Exercise aim: What lines of the data hold the string "News"? Copy them all.

Material provided:
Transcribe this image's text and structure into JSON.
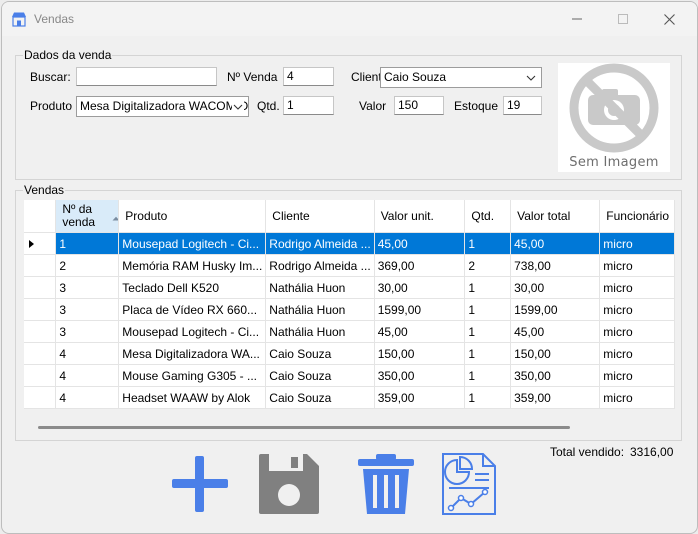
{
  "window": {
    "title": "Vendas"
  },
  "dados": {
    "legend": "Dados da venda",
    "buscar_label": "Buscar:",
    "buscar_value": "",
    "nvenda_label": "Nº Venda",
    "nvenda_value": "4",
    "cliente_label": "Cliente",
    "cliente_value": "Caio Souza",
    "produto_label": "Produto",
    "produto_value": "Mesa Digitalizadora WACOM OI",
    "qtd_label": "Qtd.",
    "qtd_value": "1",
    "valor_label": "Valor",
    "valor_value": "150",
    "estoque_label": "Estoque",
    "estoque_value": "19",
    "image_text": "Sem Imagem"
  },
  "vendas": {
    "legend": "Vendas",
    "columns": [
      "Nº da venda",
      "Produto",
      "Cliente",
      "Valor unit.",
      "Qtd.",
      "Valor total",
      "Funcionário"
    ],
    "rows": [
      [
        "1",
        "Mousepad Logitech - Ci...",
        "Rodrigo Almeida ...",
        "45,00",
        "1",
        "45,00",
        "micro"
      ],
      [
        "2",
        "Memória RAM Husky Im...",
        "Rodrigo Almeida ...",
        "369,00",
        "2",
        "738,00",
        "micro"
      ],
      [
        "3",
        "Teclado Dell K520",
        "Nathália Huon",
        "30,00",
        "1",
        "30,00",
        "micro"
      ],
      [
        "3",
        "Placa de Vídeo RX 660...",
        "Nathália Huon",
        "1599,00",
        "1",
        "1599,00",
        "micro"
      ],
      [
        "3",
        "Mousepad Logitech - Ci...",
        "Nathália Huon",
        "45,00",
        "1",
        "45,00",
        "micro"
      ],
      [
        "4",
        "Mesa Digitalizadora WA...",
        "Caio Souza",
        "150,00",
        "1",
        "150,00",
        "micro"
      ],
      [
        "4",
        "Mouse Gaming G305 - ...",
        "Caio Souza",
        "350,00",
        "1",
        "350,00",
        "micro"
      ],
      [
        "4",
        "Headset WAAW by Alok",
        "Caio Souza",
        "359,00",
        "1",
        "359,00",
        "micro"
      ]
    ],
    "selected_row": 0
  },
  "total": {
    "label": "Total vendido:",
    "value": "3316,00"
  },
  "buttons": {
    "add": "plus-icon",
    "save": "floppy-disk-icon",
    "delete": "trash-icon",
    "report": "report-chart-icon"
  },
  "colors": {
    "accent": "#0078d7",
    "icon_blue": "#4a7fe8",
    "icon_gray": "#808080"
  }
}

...

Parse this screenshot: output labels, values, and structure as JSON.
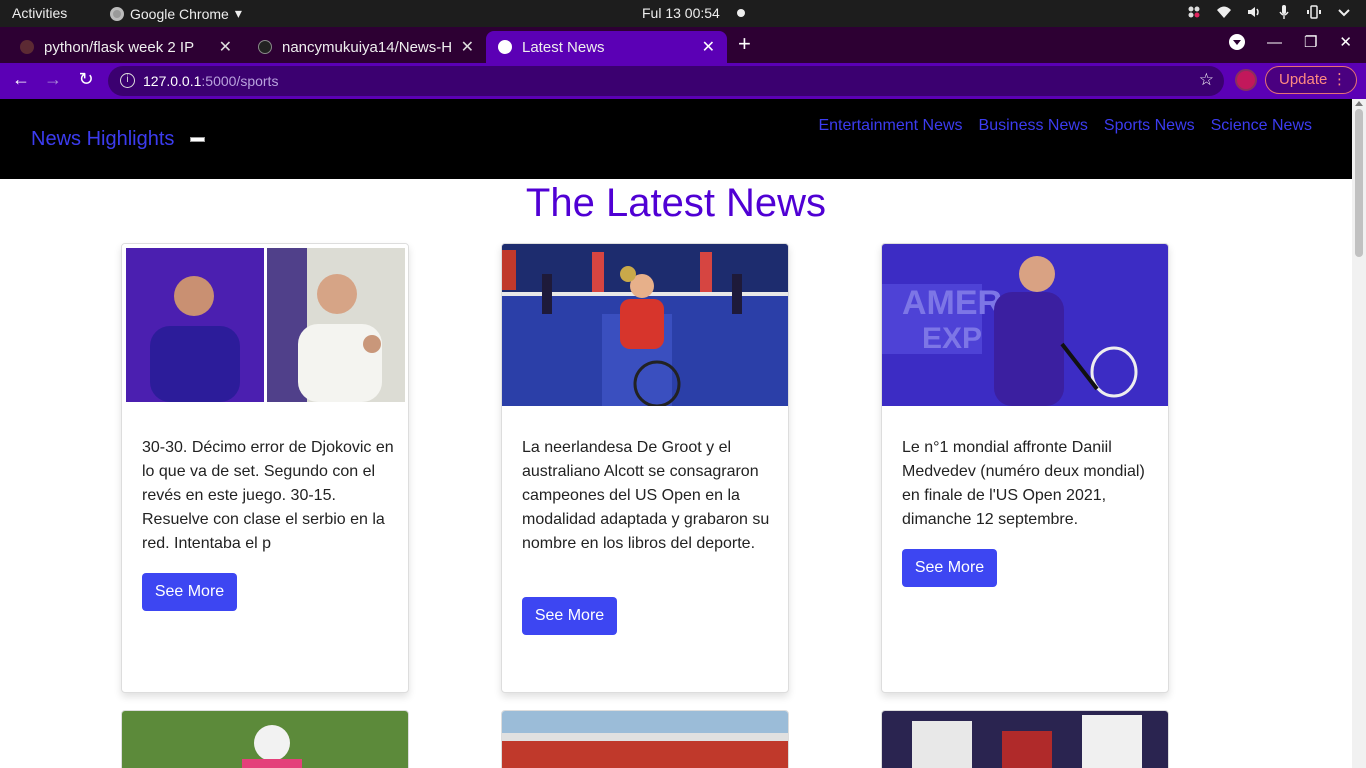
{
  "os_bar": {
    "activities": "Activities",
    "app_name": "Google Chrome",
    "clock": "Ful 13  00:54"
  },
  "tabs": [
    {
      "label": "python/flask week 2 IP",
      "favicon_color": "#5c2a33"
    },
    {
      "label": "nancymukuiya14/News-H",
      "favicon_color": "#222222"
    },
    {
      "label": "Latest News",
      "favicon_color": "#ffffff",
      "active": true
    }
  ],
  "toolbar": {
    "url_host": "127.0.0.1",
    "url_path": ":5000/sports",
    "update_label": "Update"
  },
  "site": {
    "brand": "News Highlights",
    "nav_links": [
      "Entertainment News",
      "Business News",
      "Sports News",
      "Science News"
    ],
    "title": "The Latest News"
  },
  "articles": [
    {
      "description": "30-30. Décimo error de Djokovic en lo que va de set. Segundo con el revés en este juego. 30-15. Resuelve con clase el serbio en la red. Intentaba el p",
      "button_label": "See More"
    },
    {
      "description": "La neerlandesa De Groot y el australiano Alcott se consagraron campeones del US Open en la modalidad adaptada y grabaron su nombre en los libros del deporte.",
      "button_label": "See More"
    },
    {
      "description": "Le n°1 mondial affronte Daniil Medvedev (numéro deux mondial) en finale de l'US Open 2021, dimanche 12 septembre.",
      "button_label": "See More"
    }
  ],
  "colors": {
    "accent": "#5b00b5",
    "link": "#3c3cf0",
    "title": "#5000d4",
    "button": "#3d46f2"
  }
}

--

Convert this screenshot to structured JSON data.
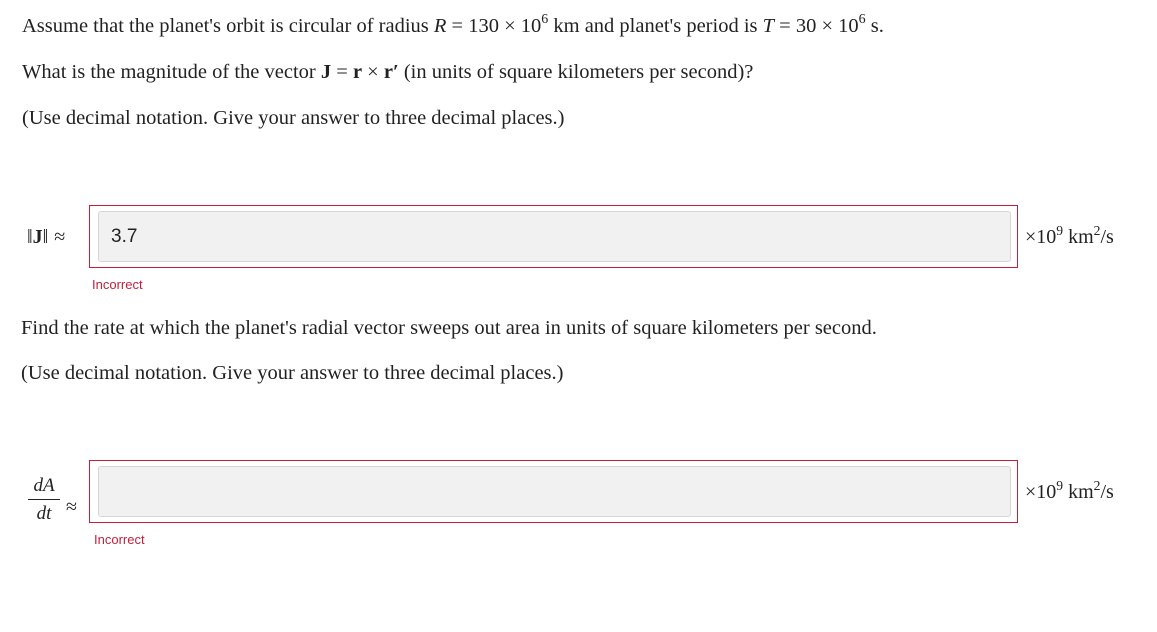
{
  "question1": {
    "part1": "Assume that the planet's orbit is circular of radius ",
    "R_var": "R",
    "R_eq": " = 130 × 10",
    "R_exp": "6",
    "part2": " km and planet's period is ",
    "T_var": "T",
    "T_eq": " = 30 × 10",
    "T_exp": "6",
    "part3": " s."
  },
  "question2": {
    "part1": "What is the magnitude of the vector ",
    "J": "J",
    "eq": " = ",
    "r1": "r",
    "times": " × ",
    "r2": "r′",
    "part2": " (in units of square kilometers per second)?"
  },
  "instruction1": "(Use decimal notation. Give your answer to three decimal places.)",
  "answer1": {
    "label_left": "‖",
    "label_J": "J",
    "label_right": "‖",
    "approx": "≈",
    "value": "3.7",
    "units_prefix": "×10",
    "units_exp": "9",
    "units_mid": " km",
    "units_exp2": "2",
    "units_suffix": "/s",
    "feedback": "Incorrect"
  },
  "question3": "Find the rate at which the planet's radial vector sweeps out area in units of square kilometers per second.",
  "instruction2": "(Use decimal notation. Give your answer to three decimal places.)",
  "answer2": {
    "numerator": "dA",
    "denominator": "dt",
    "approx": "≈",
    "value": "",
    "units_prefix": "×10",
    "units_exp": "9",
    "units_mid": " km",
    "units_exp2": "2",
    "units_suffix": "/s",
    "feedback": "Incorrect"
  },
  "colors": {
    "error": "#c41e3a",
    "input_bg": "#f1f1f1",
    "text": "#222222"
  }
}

Response to this exercise:
      "label": "nancymukuiya14/News-H",
      "label": "Latest News",
    "brand": "News Highlights",
      "Entertainment News",
      "Business News",
      "Sports News",
      "Science News"
    "title": "The Latest News"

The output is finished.